When Robin Good joined Plastic Surgery Center in South Bend, Ind., four years ago, there were no internal controls in place to prevent employee theft. No audits. No division of responsibilities. No review of collections and deposits. "I immediately put in processes to cross check everything," says Good, an office administrator who previously worked for a large hospital system and is well aware of how vulnerable medical practices are to embezzlement. "I installed a new accounting system, revamped posting procedures, created spreadsheets for each procedure so we now know down to the penny how much everything costs. It was like starting over."
It's not paranoia. It's prudence. Employee theft is rampant among medical practices, primarily because most physicians assign bookkeeping responsibilities to their staff while they remain focused on patient care. At smaller groups, the person who collects copays and deductibles is often the same person who posts charges and makes bank deposits. Temptation abounds, especially when work goes unchecked. A 2009 study by the Medical Group Management Association (MGMA) found that 83 percent of the 945 practices that responded had at some point been the victim of embezzlement.
Very few practices ever recover what was taken, says Denise McClure, a certified public accountant with Averti Fraud Solutions in Boise, Idaho, and a former medical practice administrator. "Typically, the people who embezzle spend the money," she says. "They don't put it in a savings account. They buy gifts for family or friends. They gamble it away. They tell themselves that they're just borrowing the money and that they'll pay it back, but that's an absurd rationalization."
Given the prevalence of such crimes in the healthcare setting, says Jim Arend, chief financial officer of TransforMed, a practice consulting firm in Leewood, Kan., practices should remain alert for signs that something may be amiss. That includes watching staff members — especial those handling collections, bookkeeping, and/or bank deposits — who refuse to take vacation (fearing they will be discovered by their replacement). Some even refuse promotions. It is also suspect if an employee gets defensive when you suggest that their work be independently reviewed. "That may mean they are afraid of someone looking over their shoulder," says Arend.
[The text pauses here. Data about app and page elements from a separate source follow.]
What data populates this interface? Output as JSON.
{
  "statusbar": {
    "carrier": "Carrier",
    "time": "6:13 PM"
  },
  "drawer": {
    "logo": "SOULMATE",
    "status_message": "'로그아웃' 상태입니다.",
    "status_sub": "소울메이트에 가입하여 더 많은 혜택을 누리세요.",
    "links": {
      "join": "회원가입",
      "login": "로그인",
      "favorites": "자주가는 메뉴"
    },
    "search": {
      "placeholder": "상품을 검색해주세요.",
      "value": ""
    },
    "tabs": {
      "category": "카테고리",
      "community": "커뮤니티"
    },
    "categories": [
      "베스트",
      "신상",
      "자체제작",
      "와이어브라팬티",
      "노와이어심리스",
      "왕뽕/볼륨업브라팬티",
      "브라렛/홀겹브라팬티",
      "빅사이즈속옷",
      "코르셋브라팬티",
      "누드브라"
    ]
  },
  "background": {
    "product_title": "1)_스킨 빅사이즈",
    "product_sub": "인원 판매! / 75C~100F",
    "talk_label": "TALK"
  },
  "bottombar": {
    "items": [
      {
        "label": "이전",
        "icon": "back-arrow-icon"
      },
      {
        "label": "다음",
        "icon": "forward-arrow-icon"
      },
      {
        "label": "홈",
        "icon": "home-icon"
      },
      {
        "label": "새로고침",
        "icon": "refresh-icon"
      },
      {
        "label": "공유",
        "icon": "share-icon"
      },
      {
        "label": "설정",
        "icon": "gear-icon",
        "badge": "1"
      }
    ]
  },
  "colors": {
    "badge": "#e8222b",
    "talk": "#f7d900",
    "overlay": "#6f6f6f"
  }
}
A cluttered paper trail is another sign, he says. "If your petty cash fund is always unreconciled, there are no receipts, and the physician is having to put $100 in there every other month, that's a red flag," he says.
Where to look
There are countless opportunities for unscrupulous employees to misappropriate funds. Nearly half of the MGMA survey respondents indicated that theft occurred from cash payments — employees pocketed copays or deductibles either before or after they were recorded on the practice's books. A receptionist who takes a $30 copay from a patient, for example, can easily pocket the money and write it off as bad debt, says McClure. Such write-offs are often buried in accounts receivable among the contractual allowances from third-party payers. Employees may also write off the balances from office visits for friends or family — a less overt form of theft, but plenty costly to your practice.
Petty cash is another common target and often where stealing begins. According to Arend, embezzlers typically start small, taking $20 here and $10 there. When no one notices, they become more brazen. "Many smaller practices have drawers of money that staff members can use to buy stamps or other office supplies, and if you have more than one person who can get into petty cash, you don't know who's been in there and who took the $20," he says.
Practice owners and managers should also monitor payroll. When a physician doesn't know how much he's paying his staff, or doesn't bother to review paychecks before they are distributed, the staff person managing payroll can easily inflate her own hours, or create a paycheck for someone who doesn't work in your office — like their spouse, says Arend.